# Exercise material:

== Segment start ==

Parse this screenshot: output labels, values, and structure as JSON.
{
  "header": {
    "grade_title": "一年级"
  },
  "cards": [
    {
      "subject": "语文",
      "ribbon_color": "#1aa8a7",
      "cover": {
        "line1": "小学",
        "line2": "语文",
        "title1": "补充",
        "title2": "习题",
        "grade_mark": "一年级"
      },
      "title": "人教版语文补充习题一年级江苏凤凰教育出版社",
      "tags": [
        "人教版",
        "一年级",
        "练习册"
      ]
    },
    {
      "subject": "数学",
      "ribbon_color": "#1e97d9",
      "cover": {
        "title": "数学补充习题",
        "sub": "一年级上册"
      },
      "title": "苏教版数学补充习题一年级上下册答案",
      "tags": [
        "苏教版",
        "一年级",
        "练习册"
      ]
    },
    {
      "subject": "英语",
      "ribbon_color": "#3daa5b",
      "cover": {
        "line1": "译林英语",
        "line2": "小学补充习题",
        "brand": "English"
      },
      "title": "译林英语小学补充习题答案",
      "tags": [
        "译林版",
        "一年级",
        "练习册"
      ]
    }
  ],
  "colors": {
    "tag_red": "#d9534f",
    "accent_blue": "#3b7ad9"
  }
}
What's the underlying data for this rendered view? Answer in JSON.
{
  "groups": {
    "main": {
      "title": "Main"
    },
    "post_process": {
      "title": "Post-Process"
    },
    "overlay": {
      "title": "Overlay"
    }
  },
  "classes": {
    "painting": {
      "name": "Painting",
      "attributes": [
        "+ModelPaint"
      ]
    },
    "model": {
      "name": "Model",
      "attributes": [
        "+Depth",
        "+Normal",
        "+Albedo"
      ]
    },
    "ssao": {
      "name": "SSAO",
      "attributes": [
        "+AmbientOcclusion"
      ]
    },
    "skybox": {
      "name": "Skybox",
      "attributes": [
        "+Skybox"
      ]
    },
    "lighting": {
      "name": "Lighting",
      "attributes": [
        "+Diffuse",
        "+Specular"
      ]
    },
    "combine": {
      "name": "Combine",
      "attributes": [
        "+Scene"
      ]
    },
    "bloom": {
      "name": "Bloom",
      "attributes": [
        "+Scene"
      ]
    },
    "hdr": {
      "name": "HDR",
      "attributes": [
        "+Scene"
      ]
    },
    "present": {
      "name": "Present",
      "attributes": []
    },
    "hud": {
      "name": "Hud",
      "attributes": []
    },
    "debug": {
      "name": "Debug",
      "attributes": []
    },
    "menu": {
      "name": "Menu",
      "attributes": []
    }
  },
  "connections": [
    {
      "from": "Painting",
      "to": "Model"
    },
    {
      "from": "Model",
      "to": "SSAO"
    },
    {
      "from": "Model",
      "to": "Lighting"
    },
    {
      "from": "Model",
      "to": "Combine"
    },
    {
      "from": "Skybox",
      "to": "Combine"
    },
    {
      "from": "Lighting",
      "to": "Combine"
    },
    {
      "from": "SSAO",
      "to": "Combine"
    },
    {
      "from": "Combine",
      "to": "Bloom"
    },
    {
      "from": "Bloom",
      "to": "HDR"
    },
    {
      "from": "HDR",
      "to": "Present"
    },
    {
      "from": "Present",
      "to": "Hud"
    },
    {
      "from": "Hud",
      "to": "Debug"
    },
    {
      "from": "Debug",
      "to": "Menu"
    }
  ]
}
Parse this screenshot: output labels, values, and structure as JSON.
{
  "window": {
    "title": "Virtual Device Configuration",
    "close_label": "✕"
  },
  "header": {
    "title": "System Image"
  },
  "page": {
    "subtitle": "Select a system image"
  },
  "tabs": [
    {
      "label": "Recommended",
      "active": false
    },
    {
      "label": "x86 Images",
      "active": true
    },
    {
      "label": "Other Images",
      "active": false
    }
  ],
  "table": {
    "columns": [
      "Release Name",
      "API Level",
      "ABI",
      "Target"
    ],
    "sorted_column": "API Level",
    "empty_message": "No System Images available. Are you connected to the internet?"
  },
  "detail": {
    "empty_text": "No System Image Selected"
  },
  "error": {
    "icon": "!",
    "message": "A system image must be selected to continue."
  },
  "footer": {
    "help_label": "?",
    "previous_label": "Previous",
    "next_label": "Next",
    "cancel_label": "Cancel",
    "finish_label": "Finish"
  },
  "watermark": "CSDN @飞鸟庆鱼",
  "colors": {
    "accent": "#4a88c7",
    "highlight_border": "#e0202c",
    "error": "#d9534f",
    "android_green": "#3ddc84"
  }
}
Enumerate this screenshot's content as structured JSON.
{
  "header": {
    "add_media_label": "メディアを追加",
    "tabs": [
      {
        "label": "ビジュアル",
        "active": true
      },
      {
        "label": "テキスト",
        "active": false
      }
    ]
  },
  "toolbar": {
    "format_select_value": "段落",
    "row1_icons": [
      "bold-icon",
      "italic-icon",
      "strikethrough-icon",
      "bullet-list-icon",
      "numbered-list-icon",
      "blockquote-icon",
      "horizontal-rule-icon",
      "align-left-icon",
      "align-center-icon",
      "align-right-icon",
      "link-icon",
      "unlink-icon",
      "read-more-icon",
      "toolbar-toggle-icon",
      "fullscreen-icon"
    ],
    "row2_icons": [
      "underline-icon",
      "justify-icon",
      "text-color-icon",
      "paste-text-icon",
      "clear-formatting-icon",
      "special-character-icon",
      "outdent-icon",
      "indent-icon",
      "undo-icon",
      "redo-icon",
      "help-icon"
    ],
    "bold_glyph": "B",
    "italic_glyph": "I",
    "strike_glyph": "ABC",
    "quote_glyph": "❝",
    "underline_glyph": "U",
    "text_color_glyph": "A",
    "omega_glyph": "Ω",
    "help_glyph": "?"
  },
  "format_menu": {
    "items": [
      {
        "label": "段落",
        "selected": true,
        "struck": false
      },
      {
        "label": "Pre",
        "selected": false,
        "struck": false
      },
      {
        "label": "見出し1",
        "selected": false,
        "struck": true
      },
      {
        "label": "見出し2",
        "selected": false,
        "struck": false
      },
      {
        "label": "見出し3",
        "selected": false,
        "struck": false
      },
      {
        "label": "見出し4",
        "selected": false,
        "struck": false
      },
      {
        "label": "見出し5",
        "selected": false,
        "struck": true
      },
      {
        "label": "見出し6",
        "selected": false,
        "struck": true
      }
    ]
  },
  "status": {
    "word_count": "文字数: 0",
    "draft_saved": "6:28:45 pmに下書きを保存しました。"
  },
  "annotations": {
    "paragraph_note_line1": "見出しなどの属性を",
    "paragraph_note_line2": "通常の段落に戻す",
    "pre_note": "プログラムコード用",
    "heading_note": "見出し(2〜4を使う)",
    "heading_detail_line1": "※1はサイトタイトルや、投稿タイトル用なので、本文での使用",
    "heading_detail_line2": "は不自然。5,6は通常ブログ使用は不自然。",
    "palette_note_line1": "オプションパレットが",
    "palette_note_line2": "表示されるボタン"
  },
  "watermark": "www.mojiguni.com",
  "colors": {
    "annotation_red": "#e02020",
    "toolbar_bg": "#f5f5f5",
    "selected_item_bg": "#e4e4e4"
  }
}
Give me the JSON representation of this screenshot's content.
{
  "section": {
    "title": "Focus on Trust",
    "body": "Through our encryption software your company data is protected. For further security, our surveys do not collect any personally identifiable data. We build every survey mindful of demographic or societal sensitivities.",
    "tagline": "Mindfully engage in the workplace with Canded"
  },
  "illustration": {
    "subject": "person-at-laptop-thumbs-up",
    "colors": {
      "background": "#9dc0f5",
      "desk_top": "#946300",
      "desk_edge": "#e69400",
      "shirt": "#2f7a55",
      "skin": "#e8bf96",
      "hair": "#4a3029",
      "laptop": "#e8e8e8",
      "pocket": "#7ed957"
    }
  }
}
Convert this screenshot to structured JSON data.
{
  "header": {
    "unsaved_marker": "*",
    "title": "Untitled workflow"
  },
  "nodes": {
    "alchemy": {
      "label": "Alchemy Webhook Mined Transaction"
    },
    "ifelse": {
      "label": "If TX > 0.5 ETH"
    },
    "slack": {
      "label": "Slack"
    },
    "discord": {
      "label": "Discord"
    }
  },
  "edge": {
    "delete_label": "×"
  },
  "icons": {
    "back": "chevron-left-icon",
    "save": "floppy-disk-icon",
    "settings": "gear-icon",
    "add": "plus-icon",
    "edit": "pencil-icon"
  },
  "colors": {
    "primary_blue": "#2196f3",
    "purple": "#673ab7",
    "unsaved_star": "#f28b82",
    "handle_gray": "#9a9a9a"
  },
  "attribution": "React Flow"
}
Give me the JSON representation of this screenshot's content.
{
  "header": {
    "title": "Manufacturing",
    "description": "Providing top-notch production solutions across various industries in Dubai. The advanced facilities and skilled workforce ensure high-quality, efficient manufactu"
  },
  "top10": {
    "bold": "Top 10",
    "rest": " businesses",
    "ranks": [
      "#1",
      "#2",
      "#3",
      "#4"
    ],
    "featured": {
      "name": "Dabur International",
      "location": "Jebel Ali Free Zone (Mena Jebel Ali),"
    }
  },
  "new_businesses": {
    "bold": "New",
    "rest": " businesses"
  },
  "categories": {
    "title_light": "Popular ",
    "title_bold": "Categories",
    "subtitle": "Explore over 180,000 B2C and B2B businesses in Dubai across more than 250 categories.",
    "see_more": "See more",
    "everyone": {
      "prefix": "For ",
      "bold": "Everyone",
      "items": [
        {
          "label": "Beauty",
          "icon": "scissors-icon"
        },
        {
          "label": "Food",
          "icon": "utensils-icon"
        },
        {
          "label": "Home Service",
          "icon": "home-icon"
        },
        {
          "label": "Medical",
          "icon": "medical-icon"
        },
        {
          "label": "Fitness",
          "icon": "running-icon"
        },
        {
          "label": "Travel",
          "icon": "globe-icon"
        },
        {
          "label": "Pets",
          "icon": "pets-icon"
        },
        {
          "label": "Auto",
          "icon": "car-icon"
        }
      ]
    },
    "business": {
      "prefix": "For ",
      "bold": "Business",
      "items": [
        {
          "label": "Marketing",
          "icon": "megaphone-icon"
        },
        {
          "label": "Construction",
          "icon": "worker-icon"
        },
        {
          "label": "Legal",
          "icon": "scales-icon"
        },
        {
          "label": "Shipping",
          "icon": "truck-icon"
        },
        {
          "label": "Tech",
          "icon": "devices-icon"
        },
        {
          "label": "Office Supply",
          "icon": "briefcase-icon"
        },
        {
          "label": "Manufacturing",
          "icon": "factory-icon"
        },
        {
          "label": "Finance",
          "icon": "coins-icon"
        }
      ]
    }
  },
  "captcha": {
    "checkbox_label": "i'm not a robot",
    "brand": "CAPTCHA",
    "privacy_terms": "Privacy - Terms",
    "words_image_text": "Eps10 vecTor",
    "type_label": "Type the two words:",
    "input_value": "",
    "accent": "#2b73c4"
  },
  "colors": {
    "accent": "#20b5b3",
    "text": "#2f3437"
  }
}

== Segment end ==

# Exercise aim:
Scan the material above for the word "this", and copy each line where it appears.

# Task answer:
Parse this screenshot: output labels, values, and structure as JSON.
What's the underlying data for this rendered view? Answer in JSON.
Parse this screenshot: output labels, values, and structure as JSON.
Enumerate this screenshot's content as structured JSON.
Give me the JSON representation of this screenshot's content.
Convert this screenshot to structured JSON data.
Give me the JSON representation of this screenshot's content.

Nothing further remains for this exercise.